Three examples of L'etat c'est moi/Not invented here/Executive authority (in DC local government)
1. Legality of chickens. Over the weekend there was a story, "Do you raise chickens in D. C.? Their days may be numbered," in the Washington Post about how successfully bested the city in a lawsuit concerning the legality of chickens, not via building regulations and zoning, but the definition of animals within the city's public health laws.
Even though the city talks a good game about urban agriculture, it hasn't moved forward legalizing poultry, although many other (more) innovative cities and counties have already done so, such as Seattle and Salt Lake City (""An update on Block Supported (Poultry) Agriculture").
The original proposal for allowing poultry in some of the discussions in the Zoning Rewrite were so strict that they likely eliminated eligibility from more than 98% of DC residential properties. (50 feet setback from each lot line--meaning a property would have to be about 110 feet wide and maybe the same distance in length.) That being said having some limitations is reasonable, but DC has never proposed reasonable limitations.
Rather than taking the opportunity to correct lack of vision, Mayor Bowser has put language in the FY2018 Budget legislation explicitly and directly changing the definitions in the public health law to ban the practice.
There is a petition organized by the successful plaintiffs, aiming to influence City Council to extract that language from the budget bill.
-- DC City Council: Lay off the hens; support backyard chickens in DC
2. There has been coverage of the battle between the Executive Branch and the Legislative Branch over how to deal with four nuisance/disinvested properties in the Anacostia neighborhood ("Four Anacostia houses are at heart of an affordable housing struggle," Washington Business Journal; "DHCD Refuses to Comment on Derelict D.C.-Owned Anacostia Houses," Washington City Paper). The properties have continued to decline and languish while under the control of the city's Department of Housing and Community.
Neighborhood residents convinced the City Council to transfer the properties to the housing rehabilitation program of the nonprofit L'Enfant Trust, which has restored a couple of houses in the neighborhood.
Instead of going along with the legislation, the Executive Branch has ignored the law passed transferring the properties, and separately is marketing the properties for sale.
3. The nonprofit National Mall Coalition has been floating a concept for a number of years to build a parking structure/stormwater capture facility under the National Mall.

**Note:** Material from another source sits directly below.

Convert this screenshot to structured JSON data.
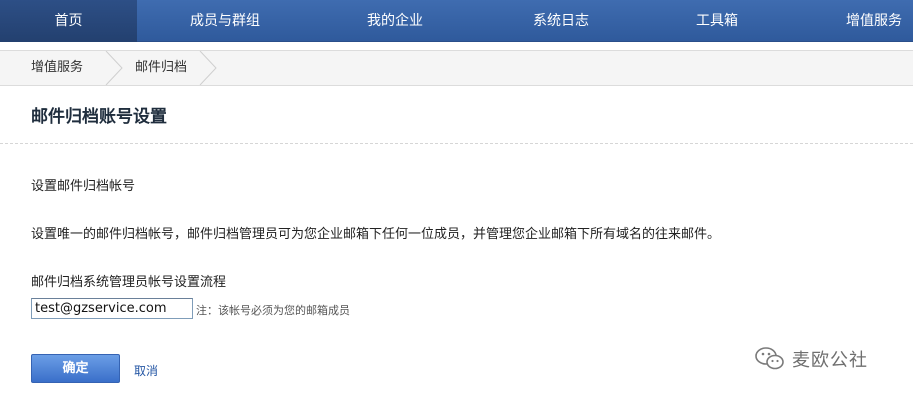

The revenue from parking would pay for the facility. Granted the National Park Service, which controls the land, isn't too keen on the idea. But the NMC has offered to pay $100,000 for a feasibility study by the Army Corps of Engineers, which is willing to do the preliminary study. But the request, even if paid for by a nonprofit or private sector initiative, has to come from a local government.
DC's Executive Branch is not willing to put forth such a request, so NMC is trying to get City Council to pass legislation authorizing the study.
I have some reservations, not about the initiative, but about there needing to be more "visitor management planning" wrapped around the proposal ("A National Mall-focused heritage (replica) streetcar service to serve visitors is a way bigger idea than a parking garage under the Mall"). To their credit, NMC added my recommendation of a visitors center to their original concept.
Still, what's "the harm" in a study, especially because it is in response to stormwater-related floods that caused millions of dollars of damage in 2006 ("With National Treasures At Risk, D.C. Fights Against Flooding," NPR) and maintaining the economic viability of the central business district ought to be a key element of the city's economic development and risk management policies.
What each of these examples share is that the initiative for action did not come from the Executive Branch, which seems to believe that only it knows what's best for the rest of us.
It's not a good way to behave or model behavior and it is definitely counter to language in Mayor Bowser's inauguration speech:
I will encourage creativity, risk-taking and innovation. It is my pledge to take sometimes the road less protected, to see jobs and opportunities when others see only the costs, and to praise my staff when they get it right and be the one to tell you if we get it wrong.
Now you know this, I’m not a “pie in the sky” politician. I believe in making both bold and pragmatic plans and executing them every day. At the end of every day, week or quarter—our team will have to show results. Not just during election season, but for the four full years.